Lysa Allman-Badwin | 10/10/2013, 4:19 p.m.

Before I passed through the city of Decatur, Ill., during my summer road trip to explore the “Land of Lincoln,” I didn’t know much about it other than it being located along Highway 72 in the central part of the state, approximately 46 miles from Bloomington to the north, 39 miles from Springfield to the west and 50 miles from Urbana-Champaign to the east.

I was aware of some Black history, plus some of the basic tourist attractions I saw online, but I figured I would delve more into it once I arrived for my one day in town. I rolled in about noon and was sitting at a restaurant counter overlooking the street, enjoying a delicious lunch and minding my own business, when two Black women came in and sat down next to me.

I said hello, and because I had never been there before, I struck up a conversation and asked if they could give me any insights into any historical sites, attractions and so forth of Afrocentric interest. The two were very friendly and had a wealth of things to share.

That’s when things got interesting!

Within 30 minutes, I learned that one of the women was the president of the local chapter of the NAACP, and within an hour, they had provided me with lots of interesting tidbits and taken me across the street to meet several African-American businesses.

Among them was Victory Health Mart Pharmacy, named “Outstanding Small Business of the Year” in 2010, with two locations in town. Two doors down there was All Things Beautiful Collectibles & Gifts, specializing in unique vintage, primitive and folk art and country collectibles and gifts. When I mentioned some of the other places I would be visiting, including the African American Civil War Soldiers Monument (more about the monument below), the owner said, “That’s my uncle!”

Through these connections, I also learned about Passing the Torch of the African American Voice (referred to as “The Torch” by the locals), a monthly publication chock full of articles, op-ed pieces and other features of both local and national Afrocentric interest.

From The Torch, I learned about Martin Christian Radio, an online Christian music station accessible via computer, cellphone or iPad, owned by African-American Alexander Martin, the cousin of pop singer-songwriter John Lester “Johnny” Nash Jr. of the smash 1972 hit song “I Can See Clearly Now (the Rain is Gone).” Dupree Suits, Shoes & Casual Wear Inc., Robinson Barber Shop, Competitive Edge, Big Boy Kutz and Freestylzz Unlimited are other Black-owned businesses in town.
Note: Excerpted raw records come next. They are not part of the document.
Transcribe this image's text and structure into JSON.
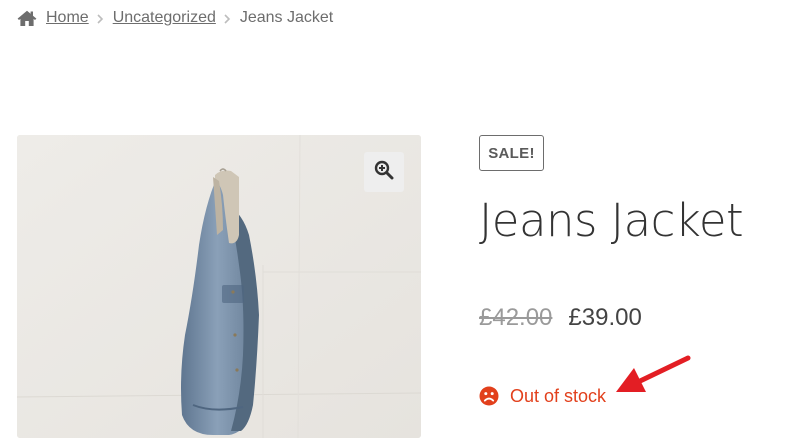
{
  "breadcrumb": {
    "home_icon": "home-icon",
    "items": [
      {
        "label": "Home",
        "link": true
      },
      {
        "label": "Uncategorized",
        "link": true
      },
      {
        "label": "Jeans Jacket",
        "link": false
      }
    ],
    "separator_icon": "chevron-right-icon"
  },
  "product": {
    "image_alt": "denim jacket hanging on white wall",
    "zoom_icon": "zoom-in-icon",
    "sale_badge": "SALE!",
    "title": "Jeans Jacket",
    "regular_price": "£42.00",
    "sale_price": "£39.00",
    "stock_status": "Out of stock",
    "stock_icon": "sad-face-icon"
  },
  "annotation": {
    "type": "arrow",
    "color": "#e31e24",
    "points_to": "stock-status"
  },
  "colors": {
    "text": "#6d6d6d",
    "title": "#333333",
    "out_of_stock": "#e2401c",
    "arrow": "#e31e24"
  }
}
On the spiritual front, there’s Life Changer’s Church, Antioch Missionary Baptist Church, St. Peter African Methodist Episcopal Church, New Salem Baptist Church and Church of the Living God, among others.

It was wonderful to find out about all of these Black entrepreneurs, businesses and other entities that stem from the approximately 23 percent African-American population in this city of 75,407 people.

A wealth of history

To research the area’s Black history, and maybe even some of your own, be sure to visit the African-American Cultural and Genealogical Society, founded in 1993. Some of its many offerings include genealogy workshops, museum displays, sponsorship of the annual Black History Month, Juneteenth and Kwanzaa celebrations, essay and poetry contests and storytelling.